Getting the Return Value From a Method

  • Here’s how we use this method.

A Method With One Parameter

  • The declaration of a method with one string parameter.


  • The implementation of a method with one string parameter.
  • Sending a message with one parameter.

A Method With Two Parameters

  • Are we ready for this? Maybe…
  • Here’s goes.
  • The Implementation File
  • Let’s stop right here and try to understand what this means. So much of iOS development is based on understanding how this method works and, just as importantly, how it reads.
  • First, here’s the name of the method:
    • setWidth:height:
  • That’s right, the real, full name of Objective-C methods combine all parts before colons, and the colons themselves, into one name. Huh? How did this come to be?
  • Would it make more sense if it looked like this?
  • A parameter is defined with this:
    • :(int)newWidth
    • A colon, followed by a type in parentheses, and then a name
    • What comes before a colon is called a label. Labels are not required by the compiler. However, It is a very strong convention that all parameters MUST have labels.
    • aLabel:(NSString *)aParameterName
  • The Objective-C compiler combines all labels and the colons into the full method name.
  • The two parts of our “set width and height” method:
    • setWidth:(int)newWidth
    • height:(int)newHeight
  • Now pretend to be the compiler and make the full name:
    • setWidth:height:
  • OK, I’m getting it. But, why is it like this?

Why?

  • The reason is seen when we send this message to an object:
  • This reads out loud as:
    • rectangle, set width to 25 and height to 30
  • That is very descriptive! It does exactly what is says. We are telling the rectangle object to set its width and height. The code is very clear and there is no uncertainty as to which parameter is which.
  • Compare sending that message to calling this java method:
  • We have to assume that width comes first. This java method is named well, but there’s nothing in the java language that really enforces this. How about this one?
  • Have you ever seen a method like that? We have to go to the API and look up the method to see what each parameter is supposed to be.
  • And then there are constructors!
  • In Objective-C, we would have the “setDimensions” method call as a message, something like this:
  • The Rubyists are smiling right now! They’re used to code that is so descriptive and expressive. Ruby is a much more modern language than Objective-C that was developed in the 90s as an interpreted scripting language.
  • Objective-C was developed in the mid 80s and is C. It has all the programming power and speed of C while giving us expressive code that almost matches Ruby.
  • Almost? Yes, Objective-C method parameters can’t have their order changed, while Ruby code can. We can’t do this:
  • Objective-C is a descriptive, expressive, elegant, Object-Oriented language that also allows well written apps to run pretty much as fast as the hardware will allow.
  • As many have said, “It’s what C++ should have been.
  • Now let’s look at the full example from the book.
  • More detail!
    • The NSLog function is the Objective-C equivalent to printf.
    • The %@ is an Objective-C format code for NSLog that outputs an object.
    • Here’s a message that returns a value.
    • Now, and message that has a parameter and returns data.
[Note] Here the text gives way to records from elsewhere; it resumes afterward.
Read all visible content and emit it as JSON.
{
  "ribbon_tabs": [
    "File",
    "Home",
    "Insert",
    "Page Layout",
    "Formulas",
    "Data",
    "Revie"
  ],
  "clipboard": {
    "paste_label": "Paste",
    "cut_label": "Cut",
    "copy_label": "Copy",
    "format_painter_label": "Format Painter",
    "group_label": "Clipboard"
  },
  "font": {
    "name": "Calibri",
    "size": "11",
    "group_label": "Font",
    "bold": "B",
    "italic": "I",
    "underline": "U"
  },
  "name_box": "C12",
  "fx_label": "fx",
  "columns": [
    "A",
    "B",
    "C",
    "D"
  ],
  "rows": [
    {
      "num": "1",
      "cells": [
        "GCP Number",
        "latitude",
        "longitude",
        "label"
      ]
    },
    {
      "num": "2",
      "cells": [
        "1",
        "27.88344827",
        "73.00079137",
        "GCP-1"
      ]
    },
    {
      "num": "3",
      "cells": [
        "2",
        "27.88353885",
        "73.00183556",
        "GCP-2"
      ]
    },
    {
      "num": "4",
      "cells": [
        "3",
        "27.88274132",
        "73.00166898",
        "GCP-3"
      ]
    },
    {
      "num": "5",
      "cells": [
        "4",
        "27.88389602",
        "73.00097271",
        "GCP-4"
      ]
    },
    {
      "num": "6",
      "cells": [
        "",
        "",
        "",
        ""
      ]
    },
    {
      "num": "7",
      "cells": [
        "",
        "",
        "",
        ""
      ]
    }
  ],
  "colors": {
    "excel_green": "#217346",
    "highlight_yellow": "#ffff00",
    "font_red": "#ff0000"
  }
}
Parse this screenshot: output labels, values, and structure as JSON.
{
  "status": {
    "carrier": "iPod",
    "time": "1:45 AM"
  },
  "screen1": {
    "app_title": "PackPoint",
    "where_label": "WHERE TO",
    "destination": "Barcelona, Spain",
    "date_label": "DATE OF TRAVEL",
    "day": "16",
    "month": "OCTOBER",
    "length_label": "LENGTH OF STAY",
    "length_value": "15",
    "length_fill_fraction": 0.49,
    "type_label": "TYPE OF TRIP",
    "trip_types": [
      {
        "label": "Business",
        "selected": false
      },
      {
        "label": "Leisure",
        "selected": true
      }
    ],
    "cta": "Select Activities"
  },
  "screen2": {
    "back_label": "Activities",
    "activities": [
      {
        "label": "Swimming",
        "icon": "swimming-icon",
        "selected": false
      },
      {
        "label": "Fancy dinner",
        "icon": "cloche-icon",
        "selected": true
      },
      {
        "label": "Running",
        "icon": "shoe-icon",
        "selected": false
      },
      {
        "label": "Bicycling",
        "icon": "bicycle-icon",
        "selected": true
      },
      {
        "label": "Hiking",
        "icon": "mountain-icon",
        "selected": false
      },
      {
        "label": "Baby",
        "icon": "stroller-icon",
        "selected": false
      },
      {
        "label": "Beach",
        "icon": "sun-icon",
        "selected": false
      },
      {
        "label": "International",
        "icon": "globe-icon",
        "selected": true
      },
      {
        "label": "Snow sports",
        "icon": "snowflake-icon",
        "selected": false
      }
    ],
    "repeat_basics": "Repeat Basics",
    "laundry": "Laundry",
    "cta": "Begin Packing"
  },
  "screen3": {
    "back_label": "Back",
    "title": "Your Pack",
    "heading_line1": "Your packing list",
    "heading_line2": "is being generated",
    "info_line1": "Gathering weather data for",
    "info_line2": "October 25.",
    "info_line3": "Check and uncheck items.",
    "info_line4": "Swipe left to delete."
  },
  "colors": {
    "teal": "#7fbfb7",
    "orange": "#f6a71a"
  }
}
Class methods vs. instance methods

  • When the receiver of a message is the name of a class we call the message a “class method.”
  • This returns a pointer to a new object of the NSDate class. This new object is called an instance.
  • When the receiver is an instance of a class the message is called an “instance method.”